They can provide ethical education and training to their staff to enhance their ethical awareness and competence. They can also offer ethical supervision and consultation to their staff to address any ethical issues or dilemmas that they may face in their practice or research.
They can foster a learning culture within the organisation that encourages and supports the staff to seek, share and use different sources of knowledge. They can also facilitate learning opportunities for their staff, such as workshops, seminars, courses, webinars, mentoring, coaching, etc., that cover various topics and scenarios related to practice and research.
They can promote diversity and inclusion within the organisation that respects and values the different sources of knowledge that the staff bring from their personal life, culture, background, experience, etc. They can also create a safe and supportive environment for their staff, where they can express their views, feelings, needs, etc., without fear of judgment or discrimination.
These are some possible strategies that social work organisations can use to proactively identify people who are not balanced and support their development, but they are not exhaustive or exclusive. Social work organisations may find other strategies that suit their own context and goals. The important thing is that social work organisations are committed to enhancing the quality and effectiveness of their practice and research.
Then, once these areas for growth and development are acknowledged and recognised, organisations can put in place a variety of strategies to support growth.
Organisations can support people who are needing development in an area of their three-legged stool by using various strategies, such as:
They can provide professional development opportunities for their staff to enhance their knowledge, skills and values in their practice, research/theory, and personal life domains. They can also provide financial support or study leave for their staff to pursue further education or training.
They can provide supervision and mentoring for their staff to receive guidance, feedback and support for their practice issues and challenges. They can also provide peer support or learning groups for their staff to share and learn from each other’s experiences and perspectives.
They can provide performance appraisal and development planning for their staff to assess their strengths and weaknesses in their practice, research/theory, and personal life domains. They can also provide personalised goals and action plans for their staff to improve or supplement their knowledge, skills and values in the areas that they need development.
They can provide recognition and reward for their staff to acknowledge and appreciate their achievements and contributions in their practice, research/theory, and personal life domains. They can also provide feedback and improvement suggestions for their staff to identify and address their gaps or errors in their practice, research/theory, and personal life domains.

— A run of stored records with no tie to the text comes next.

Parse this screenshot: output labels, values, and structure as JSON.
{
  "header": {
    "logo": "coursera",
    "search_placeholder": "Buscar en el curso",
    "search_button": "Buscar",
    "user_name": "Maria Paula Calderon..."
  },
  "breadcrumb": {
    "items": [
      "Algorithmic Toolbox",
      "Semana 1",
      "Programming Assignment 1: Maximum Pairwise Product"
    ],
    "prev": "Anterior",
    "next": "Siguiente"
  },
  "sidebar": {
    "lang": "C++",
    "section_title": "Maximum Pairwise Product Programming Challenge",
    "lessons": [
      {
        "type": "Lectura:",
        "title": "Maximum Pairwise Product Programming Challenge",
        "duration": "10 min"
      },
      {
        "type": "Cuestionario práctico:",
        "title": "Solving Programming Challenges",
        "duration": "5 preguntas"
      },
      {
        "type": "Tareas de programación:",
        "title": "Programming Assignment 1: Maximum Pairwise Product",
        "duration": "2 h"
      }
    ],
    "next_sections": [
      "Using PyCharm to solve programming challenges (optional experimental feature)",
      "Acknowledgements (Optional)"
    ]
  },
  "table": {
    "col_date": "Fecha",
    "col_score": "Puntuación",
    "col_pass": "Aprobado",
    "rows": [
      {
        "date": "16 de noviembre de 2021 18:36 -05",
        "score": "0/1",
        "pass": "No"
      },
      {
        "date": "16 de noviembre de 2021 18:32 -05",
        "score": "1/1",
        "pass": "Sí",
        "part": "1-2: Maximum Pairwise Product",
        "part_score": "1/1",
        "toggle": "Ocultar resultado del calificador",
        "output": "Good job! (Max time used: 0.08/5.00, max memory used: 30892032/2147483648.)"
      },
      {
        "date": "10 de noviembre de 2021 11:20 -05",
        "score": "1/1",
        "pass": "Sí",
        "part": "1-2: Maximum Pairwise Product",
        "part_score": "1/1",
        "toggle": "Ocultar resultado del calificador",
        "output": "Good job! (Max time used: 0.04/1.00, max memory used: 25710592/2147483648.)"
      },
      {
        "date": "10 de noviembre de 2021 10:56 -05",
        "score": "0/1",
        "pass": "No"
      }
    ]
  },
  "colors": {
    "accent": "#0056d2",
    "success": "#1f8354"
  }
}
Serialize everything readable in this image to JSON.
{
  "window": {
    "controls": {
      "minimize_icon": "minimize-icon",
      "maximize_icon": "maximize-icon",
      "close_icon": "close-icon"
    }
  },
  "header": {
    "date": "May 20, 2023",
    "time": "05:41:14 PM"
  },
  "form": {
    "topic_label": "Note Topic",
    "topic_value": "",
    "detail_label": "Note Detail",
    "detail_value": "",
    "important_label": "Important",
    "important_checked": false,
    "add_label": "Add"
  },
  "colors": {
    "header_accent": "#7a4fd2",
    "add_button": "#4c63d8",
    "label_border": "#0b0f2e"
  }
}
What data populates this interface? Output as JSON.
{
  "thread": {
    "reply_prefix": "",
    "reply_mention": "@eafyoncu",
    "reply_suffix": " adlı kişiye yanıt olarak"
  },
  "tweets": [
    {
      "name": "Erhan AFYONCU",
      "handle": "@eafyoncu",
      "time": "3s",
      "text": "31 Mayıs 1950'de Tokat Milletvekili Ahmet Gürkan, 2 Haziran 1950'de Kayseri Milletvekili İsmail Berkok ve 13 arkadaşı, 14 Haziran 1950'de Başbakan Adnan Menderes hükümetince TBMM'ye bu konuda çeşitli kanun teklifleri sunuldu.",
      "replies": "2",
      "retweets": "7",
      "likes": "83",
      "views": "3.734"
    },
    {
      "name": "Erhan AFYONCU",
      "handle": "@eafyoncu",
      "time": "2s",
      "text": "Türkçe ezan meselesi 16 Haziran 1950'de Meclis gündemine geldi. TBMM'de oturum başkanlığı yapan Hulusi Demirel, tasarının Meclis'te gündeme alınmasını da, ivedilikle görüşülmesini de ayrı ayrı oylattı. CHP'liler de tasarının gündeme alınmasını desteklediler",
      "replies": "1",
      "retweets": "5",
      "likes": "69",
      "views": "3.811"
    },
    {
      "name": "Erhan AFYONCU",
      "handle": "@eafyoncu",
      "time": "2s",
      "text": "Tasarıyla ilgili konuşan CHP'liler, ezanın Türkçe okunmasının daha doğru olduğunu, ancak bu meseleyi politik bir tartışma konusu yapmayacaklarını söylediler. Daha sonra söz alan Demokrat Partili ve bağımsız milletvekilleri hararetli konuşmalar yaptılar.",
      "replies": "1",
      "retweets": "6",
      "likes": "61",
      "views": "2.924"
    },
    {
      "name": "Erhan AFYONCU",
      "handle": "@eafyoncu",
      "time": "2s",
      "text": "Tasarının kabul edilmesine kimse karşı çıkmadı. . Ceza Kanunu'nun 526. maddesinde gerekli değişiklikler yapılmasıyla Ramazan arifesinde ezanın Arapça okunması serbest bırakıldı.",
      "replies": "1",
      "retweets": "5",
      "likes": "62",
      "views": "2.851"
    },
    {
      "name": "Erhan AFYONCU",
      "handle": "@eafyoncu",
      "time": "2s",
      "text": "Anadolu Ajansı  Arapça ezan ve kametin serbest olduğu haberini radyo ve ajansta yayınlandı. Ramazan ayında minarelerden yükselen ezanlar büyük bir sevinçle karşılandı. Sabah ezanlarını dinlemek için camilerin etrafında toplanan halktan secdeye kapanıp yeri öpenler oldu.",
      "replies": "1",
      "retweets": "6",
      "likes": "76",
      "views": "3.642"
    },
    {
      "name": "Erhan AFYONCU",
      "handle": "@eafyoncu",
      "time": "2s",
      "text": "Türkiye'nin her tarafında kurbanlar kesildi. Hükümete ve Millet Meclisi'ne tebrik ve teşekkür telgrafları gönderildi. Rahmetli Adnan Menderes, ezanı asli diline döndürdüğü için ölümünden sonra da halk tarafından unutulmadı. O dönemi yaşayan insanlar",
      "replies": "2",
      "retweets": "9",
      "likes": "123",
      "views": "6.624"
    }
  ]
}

These are some possible strategies that organisations can use to support people who are needing development in an area of their three-legged stool, but they are not exhaustive or exclusive. One of the areas that Bellbird seeks to support with is enhancing safe and competent practitioners to effectively delivery social services. To support in any of these areas please do talk to us today.